◆ Task goal: For each line of the data below, test for "Summer". Report only the number of lines that pass.

═════ Material for this exercise ═════

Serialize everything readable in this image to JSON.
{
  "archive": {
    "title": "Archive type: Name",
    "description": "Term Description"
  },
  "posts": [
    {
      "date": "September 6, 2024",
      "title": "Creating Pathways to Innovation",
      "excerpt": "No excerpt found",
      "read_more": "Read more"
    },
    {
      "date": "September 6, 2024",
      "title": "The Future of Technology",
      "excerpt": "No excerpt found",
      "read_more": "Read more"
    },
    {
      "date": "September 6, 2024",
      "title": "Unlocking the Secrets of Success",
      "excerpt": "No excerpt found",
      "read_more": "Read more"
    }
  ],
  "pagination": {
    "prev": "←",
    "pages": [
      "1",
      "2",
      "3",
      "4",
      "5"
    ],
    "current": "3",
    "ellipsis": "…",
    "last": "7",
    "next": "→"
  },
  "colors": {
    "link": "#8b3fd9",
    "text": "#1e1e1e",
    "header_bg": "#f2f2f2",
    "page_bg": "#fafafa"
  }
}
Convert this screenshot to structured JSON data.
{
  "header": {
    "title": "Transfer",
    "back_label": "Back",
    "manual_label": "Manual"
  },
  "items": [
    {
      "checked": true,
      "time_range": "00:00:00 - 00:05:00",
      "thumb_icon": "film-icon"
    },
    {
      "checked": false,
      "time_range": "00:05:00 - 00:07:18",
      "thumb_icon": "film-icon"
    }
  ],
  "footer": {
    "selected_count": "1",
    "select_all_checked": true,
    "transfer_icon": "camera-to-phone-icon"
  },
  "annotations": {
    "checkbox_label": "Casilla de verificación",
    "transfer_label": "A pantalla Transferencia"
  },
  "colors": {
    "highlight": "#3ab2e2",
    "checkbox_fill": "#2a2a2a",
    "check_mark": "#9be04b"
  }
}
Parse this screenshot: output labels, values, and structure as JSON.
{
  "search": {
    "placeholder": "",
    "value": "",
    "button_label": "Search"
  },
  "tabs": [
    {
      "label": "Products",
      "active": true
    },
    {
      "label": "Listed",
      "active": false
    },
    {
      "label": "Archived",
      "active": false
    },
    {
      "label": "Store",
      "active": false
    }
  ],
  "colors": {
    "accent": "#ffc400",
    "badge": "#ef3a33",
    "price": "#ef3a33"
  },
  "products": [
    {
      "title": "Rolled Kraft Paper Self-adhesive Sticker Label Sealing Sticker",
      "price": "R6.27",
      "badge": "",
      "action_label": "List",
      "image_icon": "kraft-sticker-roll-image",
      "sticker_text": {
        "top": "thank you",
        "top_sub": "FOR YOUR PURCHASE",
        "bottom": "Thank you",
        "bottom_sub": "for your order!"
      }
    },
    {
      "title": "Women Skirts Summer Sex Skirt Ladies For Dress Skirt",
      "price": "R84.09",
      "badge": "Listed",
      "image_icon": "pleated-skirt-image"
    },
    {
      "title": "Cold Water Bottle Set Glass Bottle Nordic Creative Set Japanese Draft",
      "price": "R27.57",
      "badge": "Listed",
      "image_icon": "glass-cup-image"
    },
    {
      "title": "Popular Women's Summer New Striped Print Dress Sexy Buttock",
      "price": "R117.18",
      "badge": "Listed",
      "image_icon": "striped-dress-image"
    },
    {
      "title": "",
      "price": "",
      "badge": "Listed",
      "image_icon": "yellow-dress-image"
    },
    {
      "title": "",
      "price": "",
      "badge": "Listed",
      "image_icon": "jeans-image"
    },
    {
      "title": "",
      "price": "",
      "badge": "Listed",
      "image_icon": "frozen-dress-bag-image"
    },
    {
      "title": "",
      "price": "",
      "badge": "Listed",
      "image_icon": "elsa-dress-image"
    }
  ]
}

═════

◆ Answer to the problem: 2